It's an important step because of two reasons:

1) It helps determine which events you should focus on attending 2) Determines who and how you target the people who are most likely to buy from you

For example, if your business is selling a product-line of yoga pants, so your target crowd will most likely frequent healthy lifestyle festivals. Check the local Chamber of Commerce websites for festivals and fairs or alternately, use BizTradeShows.com to find tradeshows you can participate in.

3. Set Up Temporary Seasonal Shops

Pop-ups are short-term, and you should use this fact to your advantage. Landlords would rather have their spaces filled than vacant for a lot of reasons. Reach out to any unfilled locations and negotiate with the landlord; it's possible you may not have to pay rent aside from utilities (water, electricity, Internet, etc.). See if you can work out a deal with mutual benefits. Once you've found the perfect location, make sure your budget can handle any other fees. Business rates and insurance are some to keep in mind.

Sidenote: If you reside in the UK as a vendor, Appear Here is a handy tool for looking up landlords listing vacancies for pop-up shops.

4. Experiment With Merchandise

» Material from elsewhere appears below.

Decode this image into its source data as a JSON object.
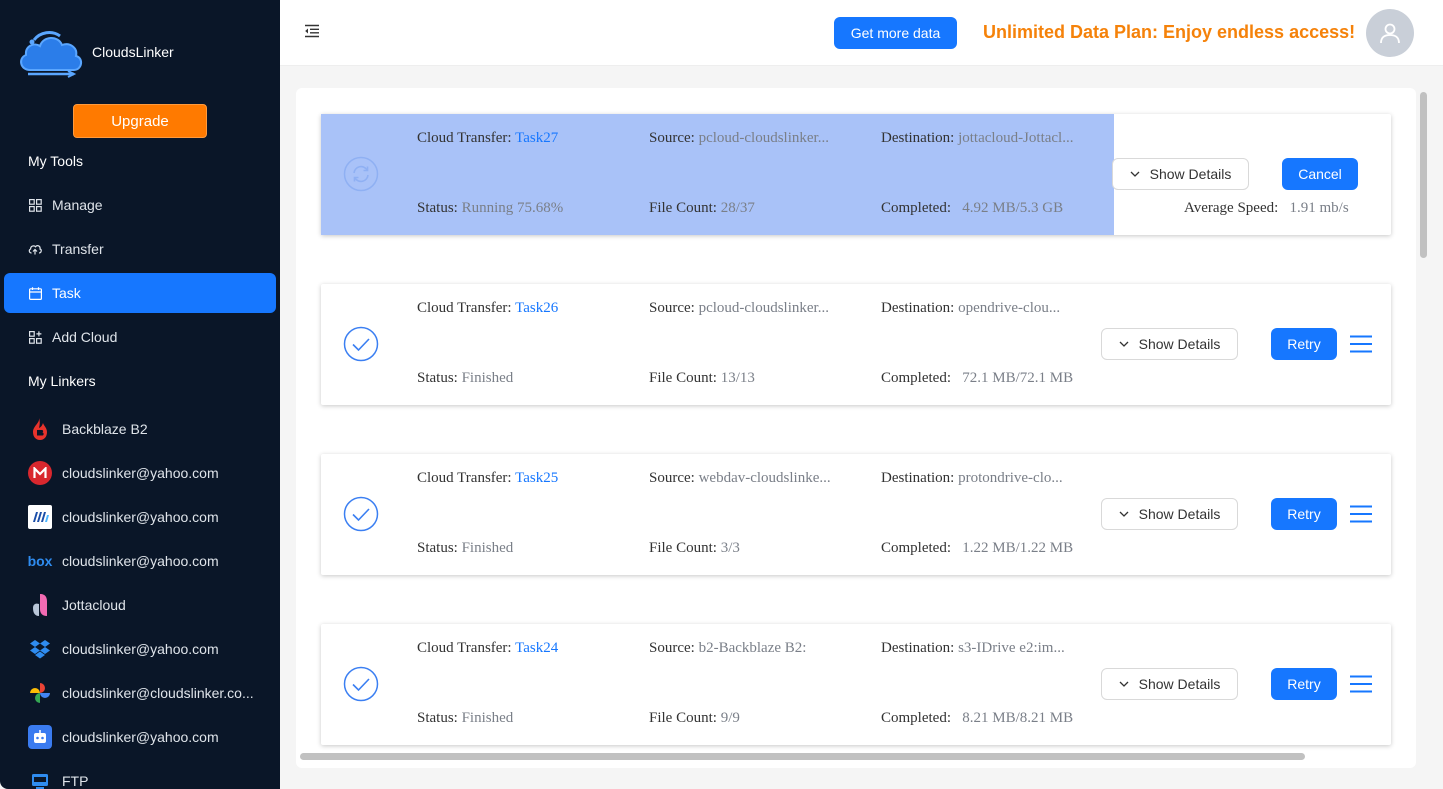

It may not be readily obvious but pop-ups are a great way to test out whether the new merchandise will be successful. If you made an ideal customer profile and selected a relevant event to participate in, you get to observe the purchasing behavior of  people who share essentially identical characteristics to your usual customers. Use pop-ups shops to check whether your gut feeling about pricing, merchandise or package deals are validated by customers.

5. Get a Mobile Payments Reader

The days of paying with cash are dwindling and almost everyone pays by card now. Make it more convenient for yourself and your customers by getting a mobile card reader (ie. Square, Intuit GoPayments, or PayPal Here). It works with your Apple or Android smartphone and tablet, processing cards quickly and easily. It will save you a ton of time and hassle, plus your customers will find it convenient.

6. Increase Traffic with Social Media

If you already have a strong customer following through Twitter, Facebook, Pinterest, Instagram etc., flaunt your pop-up initiative. Tweet your location and any specials to get them into your shop or to visit the festival you're selling at. It should NEVER matter whether or not you have followers. You're never too early to start telling your story, sharing your experiences and building up a brand.

Get on your social networks, start listening to what  people are saying and get in on the conversation.

7. Create Drama, Attract Attention and Make it an Experience

Put thought into how you're going to attract customers to your stall. It could be simple, such as through great visual merchandising or it may involve more such as having giveaways.  Add splashes of color, movement, lighting, music, or aromas to make your pop-up memorable and welcoming.

Running a pop-up shop can be a labor of love. Yet with the right preparation, your pop-up can flourish wherever you plant it. Best wishes!